The data ▸

::::::::::

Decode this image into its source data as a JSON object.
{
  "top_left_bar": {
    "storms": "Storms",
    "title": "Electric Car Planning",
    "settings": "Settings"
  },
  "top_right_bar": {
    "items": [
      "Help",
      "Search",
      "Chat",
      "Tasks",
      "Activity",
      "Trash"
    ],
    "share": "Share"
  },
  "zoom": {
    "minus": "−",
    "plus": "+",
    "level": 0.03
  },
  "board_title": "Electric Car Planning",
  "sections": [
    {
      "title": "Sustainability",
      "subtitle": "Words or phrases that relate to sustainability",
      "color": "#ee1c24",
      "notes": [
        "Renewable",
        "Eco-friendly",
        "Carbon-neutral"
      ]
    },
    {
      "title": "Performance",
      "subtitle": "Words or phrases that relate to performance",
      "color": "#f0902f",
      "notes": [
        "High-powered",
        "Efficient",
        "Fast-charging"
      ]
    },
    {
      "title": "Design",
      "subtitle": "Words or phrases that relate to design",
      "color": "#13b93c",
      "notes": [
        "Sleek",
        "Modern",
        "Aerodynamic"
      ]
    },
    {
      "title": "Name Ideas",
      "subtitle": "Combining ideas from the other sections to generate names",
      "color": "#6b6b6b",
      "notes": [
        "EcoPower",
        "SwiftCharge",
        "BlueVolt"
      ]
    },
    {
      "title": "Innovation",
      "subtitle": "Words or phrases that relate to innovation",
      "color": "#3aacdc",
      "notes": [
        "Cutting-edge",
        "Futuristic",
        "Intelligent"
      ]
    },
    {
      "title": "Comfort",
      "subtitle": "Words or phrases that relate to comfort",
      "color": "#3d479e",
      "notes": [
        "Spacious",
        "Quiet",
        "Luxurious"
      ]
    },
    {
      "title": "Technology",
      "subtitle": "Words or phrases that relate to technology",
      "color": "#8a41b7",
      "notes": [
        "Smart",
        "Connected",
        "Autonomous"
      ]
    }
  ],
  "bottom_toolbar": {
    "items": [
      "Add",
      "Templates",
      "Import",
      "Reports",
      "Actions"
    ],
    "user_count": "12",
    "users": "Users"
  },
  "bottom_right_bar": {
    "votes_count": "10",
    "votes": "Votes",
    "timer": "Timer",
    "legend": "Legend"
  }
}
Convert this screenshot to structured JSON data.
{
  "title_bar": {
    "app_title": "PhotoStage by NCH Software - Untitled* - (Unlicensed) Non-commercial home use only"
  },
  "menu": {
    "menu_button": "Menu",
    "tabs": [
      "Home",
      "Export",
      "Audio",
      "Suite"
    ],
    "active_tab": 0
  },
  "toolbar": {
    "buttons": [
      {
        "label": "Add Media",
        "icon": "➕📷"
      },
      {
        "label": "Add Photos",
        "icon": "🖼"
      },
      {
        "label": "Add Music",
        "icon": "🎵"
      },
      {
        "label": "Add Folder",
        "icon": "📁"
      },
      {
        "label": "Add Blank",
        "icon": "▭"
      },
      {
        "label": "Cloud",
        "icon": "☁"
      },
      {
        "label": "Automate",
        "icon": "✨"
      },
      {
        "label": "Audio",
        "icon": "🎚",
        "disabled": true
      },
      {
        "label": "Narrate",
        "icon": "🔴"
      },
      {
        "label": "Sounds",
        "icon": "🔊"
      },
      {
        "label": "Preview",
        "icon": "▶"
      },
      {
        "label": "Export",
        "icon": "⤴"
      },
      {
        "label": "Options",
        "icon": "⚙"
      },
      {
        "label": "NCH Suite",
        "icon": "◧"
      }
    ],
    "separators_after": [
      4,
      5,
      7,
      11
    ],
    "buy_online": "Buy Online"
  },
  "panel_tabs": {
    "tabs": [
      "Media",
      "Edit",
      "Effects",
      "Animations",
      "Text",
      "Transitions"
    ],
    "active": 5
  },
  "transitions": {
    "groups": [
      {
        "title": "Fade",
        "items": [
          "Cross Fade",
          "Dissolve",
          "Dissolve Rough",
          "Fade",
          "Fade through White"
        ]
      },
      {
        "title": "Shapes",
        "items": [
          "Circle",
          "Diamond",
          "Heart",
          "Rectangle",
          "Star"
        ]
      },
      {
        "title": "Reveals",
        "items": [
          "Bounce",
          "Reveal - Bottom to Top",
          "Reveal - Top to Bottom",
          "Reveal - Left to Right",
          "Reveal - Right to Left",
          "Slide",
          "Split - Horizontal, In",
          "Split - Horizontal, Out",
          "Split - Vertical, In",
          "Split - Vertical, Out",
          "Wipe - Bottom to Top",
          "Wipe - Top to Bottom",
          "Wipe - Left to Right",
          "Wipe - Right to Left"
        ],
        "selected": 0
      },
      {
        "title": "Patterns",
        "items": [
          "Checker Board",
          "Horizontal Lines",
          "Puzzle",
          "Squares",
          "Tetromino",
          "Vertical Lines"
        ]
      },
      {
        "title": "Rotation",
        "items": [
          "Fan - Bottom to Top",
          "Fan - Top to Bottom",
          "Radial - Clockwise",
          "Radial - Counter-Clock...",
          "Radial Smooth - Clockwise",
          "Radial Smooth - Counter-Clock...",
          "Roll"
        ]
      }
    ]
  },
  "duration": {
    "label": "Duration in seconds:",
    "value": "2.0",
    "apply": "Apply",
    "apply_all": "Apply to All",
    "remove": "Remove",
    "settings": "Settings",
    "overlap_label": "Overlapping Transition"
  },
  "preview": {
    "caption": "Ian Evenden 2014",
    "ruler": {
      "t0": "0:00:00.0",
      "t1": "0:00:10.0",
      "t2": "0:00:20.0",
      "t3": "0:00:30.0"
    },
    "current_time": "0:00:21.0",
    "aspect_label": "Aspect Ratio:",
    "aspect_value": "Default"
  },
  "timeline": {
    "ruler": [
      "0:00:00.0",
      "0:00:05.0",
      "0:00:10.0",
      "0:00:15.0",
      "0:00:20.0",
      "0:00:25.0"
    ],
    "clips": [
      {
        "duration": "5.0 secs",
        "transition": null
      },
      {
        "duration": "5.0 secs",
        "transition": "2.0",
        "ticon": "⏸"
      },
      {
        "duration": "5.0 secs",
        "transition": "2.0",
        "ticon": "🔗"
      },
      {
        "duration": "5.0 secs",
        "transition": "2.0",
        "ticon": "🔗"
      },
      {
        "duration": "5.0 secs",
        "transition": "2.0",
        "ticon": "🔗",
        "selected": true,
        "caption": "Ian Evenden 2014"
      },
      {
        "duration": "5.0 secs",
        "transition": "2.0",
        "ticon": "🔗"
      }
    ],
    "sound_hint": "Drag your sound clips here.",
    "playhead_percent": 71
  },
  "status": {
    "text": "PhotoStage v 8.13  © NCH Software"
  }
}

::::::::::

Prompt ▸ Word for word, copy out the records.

Problem solution ▸
Decode this image into its source data as a JSON object.
{
  "top_left_bar": {
    "storms": "Storms",
    "title": "Electric Car Planning",
    "settings": "Settings"
  },
  "top_right_bar": {
    "items": [
      "Help",
      "Search",
      "Chat",
      "Tasks",
      "Activity",
      "Trash"
    ],
    "share": "Share"
  },
  "zoom": {
    "minus": "−",
    "plus": "+",
    "level": 0.03
  },
  "board_title": "Electric Car Planning",
  "sections": [
    {
      "title": "Sustainability",
      "subtitle": "Words or phrases that relate to sustainability",
      "color": "#ee1c24",
      "notes": [
        "Renewable",
        "Eco-friendly",
        "Carbon-neutral"
      ]
    },
    {
      "title": "Performance",
      "subtitle": "Words or phrases that relate to performance",
      "color": "#f0902f",
      "notes": [
        "High-powered",
        "Efficient",
        "Fast-charging"
      ]
    },
    {
      "title": "Design",
      "subtitle": "Words or phrases that relate to design",
      "color": "#13b93c",
      "notes": [
        "Sleek",
        "Modern",
        "Aerodynamic"
      ]
    },
    {
      "title": "Name Ideas",
      "subtitle": "Combining ideas from the other sections to generate names",
      "color": "#6b6b6b",
      "notes": [
        "EcoPower",
        "SwiftCharge",
        "BlueVolt"
      ]
    },
    {
      "title": "Innovation",
      "subtitle": "Words or phrases that relate to innovation",
      "color": "#3aacdc",
      "notes": [
        "Cutting-edge",
        "Futuristic",
        "Intelligent"
      ]
    },
    {
      "title": "Comfort",
      "subtitle": "Words or phrases that relate to comfort",
      "color": "#3d479e",
      "notes": [
        "Spacious",
        "Quiet",
        "Luxurious"
      ]
    },
    {
      "title": "Technology",
      "subtitle": "Words or phrases that relate to technology",
      "color": "#8a41b7",
      "notes": [
        "Smart",
        "Connected",
        "Autonomous"
      ]
    }
  ],
  "bottom_toolbar": {
    "items": [
      "Add",
      "Templates",
      "Import",
      "Reports",
      "Actions"
    ],
    "user_count": "12",
    "users": "Users"
  },
  "bottom_right_bar": {
    "votes_count": "10",
    "votes": "Votes",
    "timer": "Timer",
    "legend": "Legend"
  }
}
Convert this screenshot to structured JSON data.
{
  "title_bar": {
    "app_title": "PhotoStage by NCH Software - Untitled* - (Unlicensed) Non-commercial home use only"
  },
  "menu": {
    "menu_button": "Menu",
    "tabs": [
      "Home",
      "Export",
      "Audio",
      "Suite"
    ],
    "active_tab": 0
  },
  "toolbar": {
    "buttons": [
      {
        "label": "Add Media",
        "icon": "➕📷"
      },
      {
        "label": "Add Photos",
        "icon": "🖼"
      },
      {
        "label": "Add Music",
        "icon": "🎵"
      },
      {
        "label": "Add Folder",
        "icon": "📁"
      },
      {
        "label": "Add Blank",
        "icon": "▭"
      },
      {
        "label": "Cloud",
        "icon": "☁"
      },
      {
        "label": "Automate",
        "icon": "✨"
      },
      {
        "label": "Audio",
        "icon": "🎚",
        "disabled": true
      },
      {
        "label": "Narrate",
        "icon": "🔴"
      },
      {
        "label": "Sounds",
        "icon": "🔊"
      },
      {
        "label": "Preview",
        "icon": "▶"
      },
      {
        "label": "Export",
        "icon": "⤴"
      },
      {
        "label": "Options",
        "icon": "⚙"
      },
      {
        "label": "NCH Suite",
        "icon": "◧"
      }
    ],
    "separators_after": [
      4,
      5,
      7,
      11
    ],
    "buy_online": "Buy Online"
  },
  "panel_tabs": {
    "tabs": [
      "Media",
      "Edit",
      "Effects",
      "Animations",
      "Text",
      "Transitions"
    ],
    "active": 5
  },
  "transitions": {
    "groups": [
      {
        "title": "Fade",
        "items": [
          "Cross Fade",
          "Dissolve",
          "Dissolve Rough",
          "Fade",
          "Fade through White"
        ]
      },
      {
        "title": "Shapes",
        "items": [
          "Circle",
          "Diamond",
          "Heart",
          "Rectangle",
          "Star"
        ]
      },
      {
        "title": "Reveals",
        "items": [
          "Bounce",
          "Reveal - Bottom to Top",
          "Reveal - Top to Bottom",
          "Reveal - Left to Right",
          "Reveal - Right to Left",
          "Slide",
          "Split - Horizontal, In",
          "Split - Horizontal, Out",
          "Split - Vertical, In",
          "Split - Vertical, Out",
          "Wipe - Bottom to Top",
          "Wipe - Top to Bottom",
          "Wipe - Left to Right",
          "Wipe - Right to Left"
        ],
        "selected": 0
      },
      {
        "title": "Patterns",
        "items": [
          "Checker Board",
          "Horizontal Lines",
          "Puzzle",
          "Squares",
          "Tetromino",
          "Vertical Lines"
        ]
      },
      {
        "title": "Rotation",
        "items": [
          "Fan - Bottom to Top",
          "Fan - Top to Bottom",
          "Radial - Clockwise",
          "Radial - Counter-Clock...",
          "Radial Smooth - Clockwise",
          "Radial Smooth - Counter-Clock...",
          "Roll"
        ]
      }
    ]
  },
  "duration": {
    "label": "Duration in seconds:",
    "value": "2.0",
    "apply": "Apply",
    "apply_all": "Apply to All",
    "remove": "Remove",
    "settings": "Settings",
    "overlap_label": "Overlapping Transition"
  },
  "preview": {
    "caption": "Ian Evenden 2014",
    "ruler": {
      "t0": "0:00:00.0",
      "t1": "0:00:10.0",
      "t2": "0:00:20.0",
      "t3": "0:00:30.0"
    },
    "current_time": "0:00:21.0",
    "aspect_label": "Aspect Ratio:",
    "aspect_value": "Default"
  },
  "timeline": {
    "ruler": [
      "0:00:00.0",
      "0:00:05.0",
      "0:00:10.0",
      "0:00:15.0",
      "0:00:20.0",
      "0:00:25.0"
    ],
    "clips": [
      {
        "duration": "5.0 secs",
        "transition": null
      },
      {
        "duration": "5.0 secs",
        "transition": "2.0",
        "ticon": "⏸"
      },
      {
        "duration": "5.0 secs",
        "transition": "2.0",
        "ticon": "🔗"
      },
      {
        "duration": "5.0 secs",
        "transition": "2.0",
        "ticon": "🔗"
      },
      {
        "duration": "5.0 secs",
        "transition": "2.0",
        "ticon": "🔗",
        "selected": true,
        "caption": "Ian Evenden 2014"
      },
      {
        "duration": "5.0 secs",
        "transition": "2.0",
        "ticon": "🔗"
      }
    ],
    "sound_hint": "Drag your sound clips here.",
    "playhead_percent": 71
  },
  "status": {
    "text": "PhotoStage v 8.13  © NCH Software"
  }
}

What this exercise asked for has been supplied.